Assignment =
Reproduce the full set of records verbatim.

Collection entries
━━━━━━━━━━━━━━━━━━━━━━━━━━━━━━

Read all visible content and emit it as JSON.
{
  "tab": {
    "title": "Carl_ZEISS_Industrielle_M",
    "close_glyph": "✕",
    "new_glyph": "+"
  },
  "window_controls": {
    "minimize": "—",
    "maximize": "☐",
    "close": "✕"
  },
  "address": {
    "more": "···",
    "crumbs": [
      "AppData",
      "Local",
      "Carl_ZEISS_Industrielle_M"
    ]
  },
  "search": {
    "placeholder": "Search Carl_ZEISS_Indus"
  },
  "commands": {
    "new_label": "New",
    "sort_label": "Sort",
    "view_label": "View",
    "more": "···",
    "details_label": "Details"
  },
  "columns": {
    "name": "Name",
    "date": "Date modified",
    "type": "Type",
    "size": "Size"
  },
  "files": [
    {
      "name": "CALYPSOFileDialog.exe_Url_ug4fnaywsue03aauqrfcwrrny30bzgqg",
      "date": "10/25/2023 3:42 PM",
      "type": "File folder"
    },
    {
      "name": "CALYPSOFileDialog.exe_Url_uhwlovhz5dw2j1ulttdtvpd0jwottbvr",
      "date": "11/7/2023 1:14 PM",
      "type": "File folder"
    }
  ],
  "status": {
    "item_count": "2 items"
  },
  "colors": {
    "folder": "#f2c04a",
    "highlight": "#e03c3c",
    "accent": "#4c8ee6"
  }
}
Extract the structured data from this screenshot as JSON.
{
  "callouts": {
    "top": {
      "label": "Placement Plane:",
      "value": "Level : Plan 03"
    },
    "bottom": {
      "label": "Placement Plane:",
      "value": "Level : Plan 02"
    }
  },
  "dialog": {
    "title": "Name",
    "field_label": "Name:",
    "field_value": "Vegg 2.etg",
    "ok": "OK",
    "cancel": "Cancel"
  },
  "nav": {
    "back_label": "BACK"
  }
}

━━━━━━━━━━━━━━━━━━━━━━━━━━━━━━

Reply =
Read all visible content and emit it as JSON.
{
  "tab": {
    "title": "Carl_ZEISS_Industrielle_M",
    "close_glyph": "✕",
    "new_glyph": "+"
  },
  "window_controls": {
    "minimize": "—",
    "maximize": "☐",
    "close": "✕"
  },
  "address": {
    "more": "···",
    "crumbs": [
      "AppData",
      "Local",
      "Carl_ZEISS_Industrielle_M"
    ]
  },
  "search": {
    "placeholder": "Search Carl_ZEISS_Indus"
  },
  "commands": {
    "new_label": "New",
    "sort_label": "Sort",
    "view_label": "View",
    "more": "···",
    "details_label": "Details"
  },
  "columns": {
    "name": "Name",
    "date": "Date modified",
    "type": "Type",
    "size": "Size"
  },
  "files": [
    {
      "name": "CALYPSOFileDialog.exe_Url_ug4fnaywsue03aauqrfcwrrny30bzgqg",
      "date": "10/25/2023 3:42 PM",
      "type": "File folder"
    },
    {
      "name": "CALYPSOFileDialog.exe_Url_uhwlovhz5dw2j1ulttdtvpd0jwottbvr",
      "date": "11/7/2023 1:14 PM",
      "type": "File folder"
    }
  ],
  "status": {
    "item_count": "2 items"
  },
  "colors": {
    "folder": "#f2c04a",
    "highlight": "#e03c3c",
    "accent": "#4c8ee6"
  }
}
Extract the structured data from this screenshot as JSON.
{
  "callouts": {
    "top": {
      "label": "Placement Plane:",
      "value": "Level : Plan 03"
    },
    "bottom": {
      "label": "Placement Plane:",
      "value": "Level : Plan 02"
    }
  },
  "dialog": {
    "title": "Name",
    "field_label": "Name:",
    "field_value": "Vegg 2.etg",
    "ok": "OK",
    "cancel": "Cancel"
  },
  "nav": {
    "back_label": "BACK"
  }
}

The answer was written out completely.